[DATA LISTING Boundary: Start]

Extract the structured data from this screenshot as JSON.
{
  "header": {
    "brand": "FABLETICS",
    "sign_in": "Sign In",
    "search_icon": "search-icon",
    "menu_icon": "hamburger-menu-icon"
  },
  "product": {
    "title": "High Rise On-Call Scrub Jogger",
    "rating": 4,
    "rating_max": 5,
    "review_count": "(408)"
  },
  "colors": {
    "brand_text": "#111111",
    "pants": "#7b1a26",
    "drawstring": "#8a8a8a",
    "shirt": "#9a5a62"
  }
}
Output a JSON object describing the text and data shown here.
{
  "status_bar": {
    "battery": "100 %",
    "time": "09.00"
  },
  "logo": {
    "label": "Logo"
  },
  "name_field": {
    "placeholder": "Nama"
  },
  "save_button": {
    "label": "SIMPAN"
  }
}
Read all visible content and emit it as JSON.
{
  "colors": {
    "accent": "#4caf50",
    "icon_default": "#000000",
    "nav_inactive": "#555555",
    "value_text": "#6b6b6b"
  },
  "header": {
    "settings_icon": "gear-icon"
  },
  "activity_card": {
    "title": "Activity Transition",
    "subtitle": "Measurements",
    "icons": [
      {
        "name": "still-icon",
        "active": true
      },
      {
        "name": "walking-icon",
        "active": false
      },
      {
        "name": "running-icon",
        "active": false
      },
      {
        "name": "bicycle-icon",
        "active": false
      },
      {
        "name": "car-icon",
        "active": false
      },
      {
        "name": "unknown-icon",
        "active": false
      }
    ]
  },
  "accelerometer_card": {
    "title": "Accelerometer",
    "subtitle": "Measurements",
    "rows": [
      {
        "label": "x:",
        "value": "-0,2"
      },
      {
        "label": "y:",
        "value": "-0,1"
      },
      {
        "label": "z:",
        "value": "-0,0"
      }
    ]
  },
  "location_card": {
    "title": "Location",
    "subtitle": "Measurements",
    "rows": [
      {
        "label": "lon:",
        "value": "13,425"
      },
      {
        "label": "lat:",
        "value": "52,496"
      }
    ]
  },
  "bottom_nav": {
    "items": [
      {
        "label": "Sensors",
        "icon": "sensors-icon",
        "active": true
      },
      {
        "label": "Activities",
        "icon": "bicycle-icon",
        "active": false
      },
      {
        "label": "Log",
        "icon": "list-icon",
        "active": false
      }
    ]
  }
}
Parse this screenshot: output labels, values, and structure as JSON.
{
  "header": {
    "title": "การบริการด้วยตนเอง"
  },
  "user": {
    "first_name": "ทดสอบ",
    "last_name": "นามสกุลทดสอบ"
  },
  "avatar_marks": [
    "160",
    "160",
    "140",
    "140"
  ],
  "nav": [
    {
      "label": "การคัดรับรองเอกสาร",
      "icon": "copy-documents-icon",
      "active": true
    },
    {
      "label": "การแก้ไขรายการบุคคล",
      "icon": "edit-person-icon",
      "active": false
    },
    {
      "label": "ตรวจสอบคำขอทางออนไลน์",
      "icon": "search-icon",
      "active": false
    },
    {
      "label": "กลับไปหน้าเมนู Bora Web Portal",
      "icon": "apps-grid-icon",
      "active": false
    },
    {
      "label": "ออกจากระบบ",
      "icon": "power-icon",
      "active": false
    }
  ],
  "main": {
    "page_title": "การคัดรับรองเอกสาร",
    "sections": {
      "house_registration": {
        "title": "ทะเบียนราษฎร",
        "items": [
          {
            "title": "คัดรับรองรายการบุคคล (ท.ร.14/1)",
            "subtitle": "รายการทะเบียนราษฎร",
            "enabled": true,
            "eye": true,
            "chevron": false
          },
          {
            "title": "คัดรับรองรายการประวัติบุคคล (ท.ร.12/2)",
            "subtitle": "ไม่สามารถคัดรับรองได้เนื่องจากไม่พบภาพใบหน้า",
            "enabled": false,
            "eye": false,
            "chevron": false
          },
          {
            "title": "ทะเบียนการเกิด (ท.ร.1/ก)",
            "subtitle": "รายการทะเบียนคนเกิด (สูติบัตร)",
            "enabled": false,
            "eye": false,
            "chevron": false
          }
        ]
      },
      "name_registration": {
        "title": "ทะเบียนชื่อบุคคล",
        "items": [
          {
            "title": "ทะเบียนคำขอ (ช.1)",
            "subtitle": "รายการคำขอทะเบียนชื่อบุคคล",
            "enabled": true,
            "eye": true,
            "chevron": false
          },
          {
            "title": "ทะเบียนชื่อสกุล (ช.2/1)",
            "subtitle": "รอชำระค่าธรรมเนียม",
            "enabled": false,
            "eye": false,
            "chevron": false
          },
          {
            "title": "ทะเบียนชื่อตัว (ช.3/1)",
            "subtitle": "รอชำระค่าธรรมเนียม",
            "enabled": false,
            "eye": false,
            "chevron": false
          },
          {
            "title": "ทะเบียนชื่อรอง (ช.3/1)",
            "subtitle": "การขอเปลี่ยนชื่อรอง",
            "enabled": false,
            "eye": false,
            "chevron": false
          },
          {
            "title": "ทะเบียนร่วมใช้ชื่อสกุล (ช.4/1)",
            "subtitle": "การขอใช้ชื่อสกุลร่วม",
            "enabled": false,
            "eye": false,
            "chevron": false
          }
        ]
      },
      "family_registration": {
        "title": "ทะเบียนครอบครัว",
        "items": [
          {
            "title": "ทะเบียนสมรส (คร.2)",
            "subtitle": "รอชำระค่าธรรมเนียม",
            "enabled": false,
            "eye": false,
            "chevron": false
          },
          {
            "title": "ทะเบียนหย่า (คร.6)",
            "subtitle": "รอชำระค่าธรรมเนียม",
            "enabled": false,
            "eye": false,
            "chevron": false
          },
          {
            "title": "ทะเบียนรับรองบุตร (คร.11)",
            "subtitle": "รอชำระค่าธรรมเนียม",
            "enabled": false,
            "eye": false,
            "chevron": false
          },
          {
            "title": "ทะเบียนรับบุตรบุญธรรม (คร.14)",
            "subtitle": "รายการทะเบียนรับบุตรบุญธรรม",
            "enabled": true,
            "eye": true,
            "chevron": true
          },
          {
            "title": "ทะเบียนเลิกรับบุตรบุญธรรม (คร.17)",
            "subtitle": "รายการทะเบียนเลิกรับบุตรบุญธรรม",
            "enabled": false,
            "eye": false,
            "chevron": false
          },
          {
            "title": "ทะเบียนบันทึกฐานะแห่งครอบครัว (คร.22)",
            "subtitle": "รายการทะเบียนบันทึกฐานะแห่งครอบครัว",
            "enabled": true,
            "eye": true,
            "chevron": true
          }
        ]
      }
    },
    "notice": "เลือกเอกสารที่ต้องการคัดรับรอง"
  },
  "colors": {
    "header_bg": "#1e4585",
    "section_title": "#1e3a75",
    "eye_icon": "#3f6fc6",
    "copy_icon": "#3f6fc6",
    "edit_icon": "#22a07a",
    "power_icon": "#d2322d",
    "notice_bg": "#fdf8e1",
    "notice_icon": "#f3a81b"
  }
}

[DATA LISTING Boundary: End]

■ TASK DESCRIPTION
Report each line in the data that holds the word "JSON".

■ EXERCISE OUTPUT
Extract the structured data from this screenshot as JSON.
Output a JSON object describing the text and data shown here.
Read all visible content and emit it as JSON.
Parse this screenshot: output labels, values, and structure as JSON.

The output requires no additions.